If you aren’t familiar with YouTube-DL, it’s a handy command line program that allows users to easily download YouTube and other online videos without the need for gimmicky software or special website privileges and credentials.
Managing it is even easier on Unraid, as user kmb32123 has created a container that automates the installation of YouTube-DL and provides a nice GUI for adding videos via URL.
In this guide, I’ll outline the relatively simple installation process and talk a bit about how to securely get this up-and-running with external access via a reverse proxy.
What We’ll Need
We won’t need much to set this up – a working installation of Unraid and access to the Community Applications plugin will get you most of the way.
If you’d like to access YouTube-DL externally, refer to the following guides to set up NGINX Proxy Manager using a custom domain or Duck DNS (or any other dynamic DNS provider) before following the external access steps later in this guide.
To begin, head to the Community Applications plugin via the “Apps” tab within the Unraid interface and search for “youtube-dl”.
Click the installation button on the “youtube-dl-server” container that appears:
There are two fields we’ll need to complete before we can click “Apply” and install the container:
- Web UI: This is the port you’ll use to access YouTube-DL internally. I’ve chosen to leave it at the default “8080”.
- Download: The folder you’d like the downloads to be stored. I’ve created a “youtube-dl” folder in my “Downloads” share, but you can select any available folders within your shares.
When you’re ready, click “Apply” to install the container.
After it’s finished installing, YouTube-DL will be accessing by visiting:
<Server IP Address>:<YouTube-DL Port>/youtube-dl
So in my instance, I was able to access the GUI by visiting:
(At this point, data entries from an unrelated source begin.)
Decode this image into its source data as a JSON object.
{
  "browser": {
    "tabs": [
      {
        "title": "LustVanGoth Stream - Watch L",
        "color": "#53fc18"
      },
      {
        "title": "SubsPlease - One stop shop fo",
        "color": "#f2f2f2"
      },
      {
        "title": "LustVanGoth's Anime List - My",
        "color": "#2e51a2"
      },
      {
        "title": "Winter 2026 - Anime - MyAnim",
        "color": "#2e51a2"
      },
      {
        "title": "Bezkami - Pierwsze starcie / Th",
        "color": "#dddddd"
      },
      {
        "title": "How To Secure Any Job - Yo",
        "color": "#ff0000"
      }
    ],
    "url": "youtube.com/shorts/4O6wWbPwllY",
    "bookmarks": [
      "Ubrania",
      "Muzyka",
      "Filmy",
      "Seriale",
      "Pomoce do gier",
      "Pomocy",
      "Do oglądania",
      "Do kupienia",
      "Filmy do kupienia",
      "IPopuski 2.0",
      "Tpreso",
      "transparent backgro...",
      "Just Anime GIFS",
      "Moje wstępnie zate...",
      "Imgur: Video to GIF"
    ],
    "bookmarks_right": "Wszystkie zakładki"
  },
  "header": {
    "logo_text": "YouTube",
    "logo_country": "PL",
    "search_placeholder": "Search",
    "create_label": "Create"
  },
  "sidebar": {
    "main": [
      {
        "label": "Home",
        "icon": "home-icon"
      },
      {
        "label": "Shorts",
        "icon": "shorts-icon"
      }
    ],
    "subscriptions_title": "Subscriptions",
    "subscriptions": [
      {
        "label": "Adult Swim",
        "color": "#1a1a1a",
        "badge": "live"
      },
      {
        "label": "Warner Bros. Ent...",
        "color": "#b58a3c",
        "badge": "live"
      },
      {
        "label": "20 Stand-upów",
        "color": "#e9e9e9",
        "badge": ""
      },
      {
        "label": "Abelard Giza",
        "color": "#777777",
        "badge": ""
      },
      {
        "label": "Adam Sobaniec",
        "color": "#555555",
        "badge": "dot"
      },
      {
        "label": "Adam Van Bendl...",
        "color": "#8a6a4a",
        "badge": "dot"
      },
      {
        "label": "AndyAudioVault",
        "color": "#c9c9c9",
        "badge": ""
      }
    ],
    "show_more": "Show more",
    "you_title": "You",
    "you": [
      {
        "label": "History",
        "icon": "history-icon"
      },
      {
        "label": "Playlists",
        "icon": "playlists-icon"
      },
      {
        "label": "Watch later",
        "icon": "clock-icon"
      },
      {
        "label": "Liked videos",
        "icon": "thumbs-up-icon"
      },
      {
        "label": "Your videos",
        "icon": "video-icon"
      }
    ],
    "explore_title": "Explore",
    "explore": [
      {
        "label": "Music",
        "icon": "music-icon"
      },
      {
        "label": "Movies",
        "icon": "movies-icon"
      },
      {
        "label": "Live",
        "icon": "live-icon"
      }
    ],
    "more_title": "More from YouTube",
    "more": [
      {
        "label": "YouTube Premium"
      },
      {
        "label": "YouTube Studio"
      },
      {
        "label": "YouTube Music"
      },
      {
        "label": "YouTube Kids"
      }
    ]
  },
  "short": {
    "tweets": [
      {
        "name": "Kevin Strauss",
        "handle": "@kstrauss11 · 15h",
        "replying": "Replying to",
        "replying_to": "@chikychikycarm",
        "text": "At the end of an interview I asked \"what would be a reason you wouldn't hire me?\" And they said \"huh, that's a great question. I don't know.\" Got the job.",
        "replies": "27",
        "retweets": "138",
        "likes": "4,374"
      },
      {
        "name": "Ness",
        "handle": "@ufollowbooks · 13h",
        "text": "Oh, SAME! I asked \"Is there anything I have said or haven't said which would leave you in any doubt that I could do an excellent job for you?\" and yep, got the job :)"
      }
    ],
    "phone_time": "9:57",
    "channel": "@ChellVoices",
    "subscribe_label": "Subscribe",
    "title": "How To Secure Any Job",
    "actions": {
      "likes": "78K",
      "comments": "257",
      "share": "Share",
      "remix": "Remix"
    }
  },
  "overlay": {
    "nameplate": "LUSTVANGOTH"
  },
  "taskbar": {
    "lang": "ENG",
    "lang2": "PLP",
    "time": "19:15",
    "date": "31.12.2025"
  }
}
From there, you can enter the URL of almost any web video you’d like to download, select the option for video and audio formats using the dropdown on the right, and click “Submit” to have it begin downloading into the folder you selected.
Accessing YouTube-DL Externally
If you’d like to access the web UI on an external network, the process of adding YouTube-DL as a new proxy host in NGINX Proxy Manager will differ slightly from most other applications you like already have set up.
To get started, after you’ve created a subdomain in Cloudflare or DuckDNS, create a new proxy host and complete the “Details” and “SSL” tabs as usual:
Before you save it to create a new proxy host, we’ll need to add a custom location due to the container requiring “/youtube-dl” to be appended onto the URL.
In the “Custom locations” tab, add the following and then click “Save”:
For some reason, in my multiple attempts at recreating this to document the steps for this guide, the first “Save” always threw an internal error. If the same happens for you, click out of the proxy host dialogue box, go back in, re-enable SSL, and click “Save”.
You should now be able to access your YouTube-DL container externally at:
Securing External Access
If the idea of stopping here and leaving your external instance of YouTube-DL available to anyone who has access to your subdomain doesn’t scare you, it should.
Luckily, NGINX Proxy Manager implements a common NGINX feature called Access Lists, which allows you to secure websites that don’t have built-in authentication methods.
To do this, head to the “Access Lists” tab in NGINX Proxy Manager and create a new list by giving it a name and creating username/password combinations or adding approved IP addresses to limit who has access to the application via the subdomain.
To implement this, edit the YouTube-DL proxy host you created earlier and under the “Details” tab, change the “Access List” dropdown from “Publicly Accessible” to the list you just created.
If you’ve followed the steps above, you should have a working web UI for online video downloads using YouTube-DL and secure web access for when you find videos you’d like to download on-the-go.
Feel free to leave any questions, comments, or feedback in the comment section below.
If you’ve found this or any of the other posts on SHIFT14 helpful, please consider supporting the site through a one-time PayPal donation or ongoing support through Patreon. My goal is to continue providing in-depth guides for the technical community and the support helps justify the time and resources spent doing so.